DATA FOR THIS EXERCISE:
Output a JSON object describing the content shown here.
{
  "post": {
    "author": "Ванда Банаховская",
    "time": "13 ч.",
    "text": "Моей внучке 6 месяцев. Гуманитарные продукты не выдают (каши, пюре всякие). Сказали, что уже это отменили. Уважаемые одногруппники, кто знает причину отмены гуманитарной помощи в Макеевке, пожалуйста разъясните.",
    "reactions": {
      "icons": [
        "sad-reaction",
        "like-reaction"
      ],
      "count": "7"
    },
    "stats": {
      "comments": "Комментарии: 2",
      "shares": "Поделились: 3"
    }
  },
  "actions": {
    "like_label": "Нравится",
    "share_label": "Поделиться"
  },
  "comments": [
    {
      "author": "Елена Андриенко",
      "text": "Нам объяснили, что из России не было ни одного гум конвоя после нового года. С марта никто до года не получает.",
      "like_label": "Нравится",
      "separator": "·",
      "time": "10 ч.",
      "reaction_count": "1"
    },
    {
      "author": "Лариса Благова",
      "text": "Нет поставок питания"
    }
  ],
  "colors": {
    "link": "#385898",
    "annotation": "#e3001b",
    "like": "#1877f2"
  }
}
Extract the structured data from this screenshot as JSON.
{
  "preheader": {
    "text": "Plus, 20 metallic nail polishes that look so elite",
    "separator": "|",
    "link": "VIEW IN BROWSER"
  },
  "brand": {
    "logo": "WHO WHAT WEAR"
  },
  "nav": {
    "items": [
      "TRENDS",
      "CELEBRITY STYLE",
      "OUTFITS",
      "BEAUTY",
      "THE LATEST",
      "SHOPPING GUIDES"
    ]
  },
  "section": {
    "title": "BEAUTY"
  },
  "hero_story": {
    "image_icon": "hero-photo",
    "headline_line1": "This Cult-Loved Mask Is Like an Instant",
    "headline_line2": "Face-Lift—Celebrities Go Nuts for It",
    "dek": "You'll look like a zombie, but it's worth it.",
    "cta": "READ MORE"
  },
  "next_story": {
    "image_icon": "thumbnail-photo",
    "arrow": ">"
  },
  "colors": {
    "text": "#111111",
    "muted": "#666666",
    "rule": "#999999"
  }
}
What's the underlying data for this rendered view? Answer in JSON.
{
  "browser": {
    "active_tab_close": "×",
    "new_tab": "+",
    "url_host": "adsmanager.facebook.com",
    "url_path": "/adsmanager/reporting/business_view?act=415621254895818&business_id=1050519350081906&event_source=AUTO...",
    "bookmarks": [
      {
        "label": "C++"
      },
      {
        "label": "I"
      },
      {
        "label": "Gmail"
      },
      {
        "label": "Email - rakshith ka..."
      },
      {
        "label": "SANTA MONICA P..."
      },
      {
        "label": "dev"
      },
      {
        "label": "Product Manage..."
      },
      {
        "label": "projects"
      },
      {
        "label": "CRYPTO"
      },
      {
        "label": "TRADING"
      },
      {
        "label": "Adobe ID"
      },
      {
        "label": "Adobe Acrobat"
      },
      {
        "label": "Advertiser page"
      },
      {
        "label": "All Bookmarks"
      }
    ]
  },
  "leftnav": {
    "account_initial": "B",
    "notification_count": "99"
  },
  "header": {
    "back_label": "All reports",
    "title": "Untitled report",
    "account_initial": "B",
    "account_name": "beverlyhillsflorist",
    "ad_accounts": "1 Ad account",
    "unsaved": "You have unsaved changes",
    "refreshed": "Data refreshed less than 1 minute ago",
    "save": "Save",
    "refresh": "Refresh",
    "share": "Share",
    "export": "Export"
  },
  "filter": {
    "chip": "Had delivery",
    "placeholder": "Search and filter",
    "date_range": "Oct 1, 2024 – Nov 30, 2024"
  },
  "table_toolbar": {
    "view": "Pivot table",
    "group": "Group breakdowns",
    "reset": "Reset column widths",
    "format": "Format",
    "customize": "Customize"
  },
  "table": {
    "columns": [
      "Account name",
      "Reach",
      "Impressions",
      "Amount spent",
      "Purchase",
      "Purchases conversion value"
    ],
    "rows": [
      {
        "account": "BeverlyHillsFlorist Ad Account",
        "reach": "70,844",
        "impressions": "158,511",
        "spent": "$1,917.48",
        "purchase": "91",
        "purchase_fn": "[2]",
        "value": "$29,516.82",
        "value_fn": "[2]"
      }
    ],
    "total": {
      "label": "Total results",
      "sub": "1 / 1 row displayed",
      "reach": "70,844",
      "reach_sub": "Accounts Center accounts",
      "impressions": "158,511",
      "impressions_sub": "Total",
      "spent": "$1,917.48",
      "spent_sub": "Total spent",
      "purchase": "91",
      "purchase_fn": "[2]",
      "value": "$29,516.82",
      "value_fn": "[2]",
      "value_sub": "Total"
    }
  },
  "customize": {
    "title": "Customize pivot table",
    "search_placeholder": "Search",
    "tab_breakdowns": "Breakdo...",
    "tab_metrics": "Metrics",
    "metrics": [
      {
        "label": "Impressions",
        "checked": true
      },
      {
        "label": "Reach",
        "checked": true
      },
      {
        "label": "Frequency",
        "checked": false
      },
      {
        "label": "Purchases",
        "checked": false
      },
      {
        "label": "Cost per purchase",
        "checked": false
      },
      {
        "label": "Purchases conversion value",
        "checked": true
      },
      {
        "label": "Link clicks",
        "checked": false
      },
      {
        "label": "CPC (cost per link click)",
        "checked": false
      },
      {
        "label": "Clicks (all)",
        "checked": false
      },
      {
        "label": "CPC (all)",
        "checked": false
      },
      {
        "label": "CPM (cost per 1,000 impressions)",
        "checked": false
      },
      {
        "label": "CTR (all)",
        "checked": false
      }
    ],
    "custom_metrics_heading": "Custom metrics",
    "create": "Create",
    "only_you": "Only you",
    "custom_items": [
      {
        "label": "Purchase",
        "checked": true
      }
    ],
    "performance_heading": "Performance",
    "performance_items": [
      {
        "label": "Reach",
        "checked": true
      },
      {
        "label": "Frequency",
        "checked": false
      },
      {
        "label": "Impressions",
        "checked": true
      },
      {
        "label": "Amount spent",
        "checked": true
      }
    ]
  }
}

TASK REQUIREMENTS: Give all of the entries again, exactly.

EXERCISE OUTPUT:
Output a JSON object describing the content shown here.
{
  "post": {
    "author": "Ванда Банаховская",
    "time": "13 ч.",
    "text": "Моей внучке 6 месяцев. Гуманитарные продукты не выдают (каши, пюре всякие). Сказали, что уже это отменили. Уважаемые одногруппники, кто знает причину отмены гуманитарной помощи в Макеевке, пожалуйста разъясните.",
    "reactions": {
      "icons": [
        "sad-reaction",
        "like-reaction"
      ],
      "count": "7"
    },
    "stats": {
      "comments": "Комментарии: 2",
      "shares": "Поделились: 3"
    }
  },
  "actions": {
    "like_label": "Нравится",
    "share_label": "Поделиться"
  },
  "comments": [
    {
      "author": "Елена Андриенко",
      "text": "Нам объяснили, что из России не было ни одного гум конвоя после нового года. С марта никто до года не получает.",
      "like_label": "Нравится",
      "separator": "·",
      "time": "10 ч.",
      "reaction_count": "1"
    },
    {
      "author": "Лариса Благова",
      "text": "Нет поставок питания"
    }
  ],
  "colors": {
    "link": "#385898",
    "annotation": "#e3001b",
    "like": "#1877f2"
  }
}
Extract the structured data from this screenshot as JSON.
{
  "preheader": {
    "text": "Plus, 20 metallic nail polishes that look so elite",
    "separator": "|",
    "link": "VIEW IN BROWSER"
  },
  "brand": {
    "logo": "WHO WHAT WEAR"
  },
  "nav": {
    "items": [
      "TRENDS",
      "CELEBRITY STYLE",
      "OUTFITS",
      "BEAUTY",
      "THE LATEST",
      "SHOPPING GUIDES"
    ]
  },
  "section": {
    "title": "BEAUTY"
  },
  "hero_story": {
    "image_icon": "hero-photo",
    "headline_line1": "This Cult-Loved Mask Is Like an Instant",
    "headline_line2": "Face-Lift—Celebrities Go Nuts for It",
    "dek": "You'll look like a zombie, but it's worth it.",
    "cta": "READ MORE"
  },
  "next_story": {
    "image_icon": "thumbnail-photo",
    "arrow": ">"
  },
  "colors": {
    "text": "#111111",
    "muted": "#666666",
    "rule": "#999999"
  }
}
What's the underlying data for this rendered view? Answer in JSON.
{
  "browser": {
    "active_tab_close": "×",
    "new_tab": "+",
    "url_host": "adsmanager.facebook.com",
    "url_path": "/adsmanager/reporting/business_view?act=415621254895818&business_id=1050519350081906&event_source=AUTO...",
    "bookmarks": [
      {
        "label": "C++"
      },
      {
        "label": "I"
      },
      {
        "label": "Gmail"
      },
      {
        "label": "Email - rakshith ka..."
      },
      {
        "label": "SANTA MONICA P..."
      },
      {
        "label": "dev"
      },
      {
        "label": "Product Manage..."
      },
      {
        "label": "projects"
      },
      {
        "label": "CRYPTO"
      },
      {
        "label": "TRADING"
      },
      {
        "label": "Adobe ID"
      },
      {
        "label": "Adobe Acrobat"
      },
      {
        "label": "Advertiser page"
      },
      {
        "label": "All Bookmarks"
      }
    ]
  },
  "leftnav": {
    "account_initial": "B",
    "notification_count": "99"
  },
  "header": {
    "back_label": "All reports",
    "title": "Untitled report",
    "account_initial": "B",
    "account_name": "beverlyhillsflorist",
    "ad_accounts": "1 Ad account",
    "unsaved": "You have unsaved changes",
    "refreshed": "Data refreshed less than 1 minute ago",
    "save": "Save",
    "refresh": "Refresh",
    "share": "Share",
    "export": "Export"
  },
  "filter": {
    "chip": "Had delivery",
    "placeholder": "Search and filter",
    "date_range": "Oct 1, 2024 – Nov 30, 2024"
  },
  "table_toolbar": {
    "view": "Pivot table",
    "group": "Group breakdowns",
    "reset": "Reset column widths",
    "format": "Format",
    "customize": "Customize"
  },
  "table": {
    "columns": [
      "Account name",
      "Reach",
      "Impressions",
      "Amount spent",
      "Purchase",
      "Purchases conversion value"
    ],
    "rows": [
      {
        "account": "BeverlyHillsFlorist Ad Account",
        "reach": "70,844",
        "impressions": "158,511",
        "spent": "$1,917.48",
        "purchase": "91",
        "purchase_fn": "[2]",
        "value": "$29,516.82",
        "value_fn": "[2]"
      }
    ],
    "total": {
      "label": "Total results",
      "sub": "1 / 1 row displayed",
      "reach": "70,844",
      "reach_sub": "Accounts Center accounts",
      "impressions": "158,511",
      "impressions_sub": "Total",
      "spent": "$1,917.48",
      "spent_sub": "Total spent",
      "purchase": "91",
      "purchase_fn": "[2]",
      "value": "$29,516.82",
      "value_fn": "[2]",
      "value_sub": "Total"
    }
  },
  "customize": {
    "title": "Customize pivot table",
    "search_placeholder": "Search",
    "tab_breakdowns": "Breakdo...",
    "tab_metrics": "Metrics",
    "metrics": [
      {
        "label": "Impressions",
        "checked": true
      },
      {
        "label": "Reach",
        "checked": true
      },
      {
        "label": "Frequency",
        "checked": false
      },
      {
        "label": "Purchases",
        "checked": false
      },
      {
        "label": "Cost per purchase",
        "checked": false
      },
      {
        "label": "Purchases conversion value",
        "checked": true
      },
      {
        "label": "Link clicks",
        "checked": false
      },
      {
        "label": "CPC (cost per link click)",
        "checked": false
      },
      {
        "label": "Clicks (all)",
        "checked": false
      },
      {
        "label": "CPC (all)",
        "checked": false
      },
      {
        "label": "CPM (cost per 1,000 impressions)",
        "checked": false
      },
      {
        "label": "CTR (all)",
        "checked": false
      }
    ],
    "custom_metrics_heading": "Custom metrics",
    "create": "Create",
    "only_you": "Only you",
    "custom_items": [
      {
        "label": "Purchase",
        "checked": true
      }
    ],
    "performance_heading": "Performance",
    "performance_items": [
      {
        "label": "Reach",
        "checked": true
      },
      {
        "label": "Frequency",
        "checked": false
      },
      {
        "label": "Impressions",
        "checked": true
      },
      {
        "label": "Amount spent",
        "checked": true
      }
    ]
  }
}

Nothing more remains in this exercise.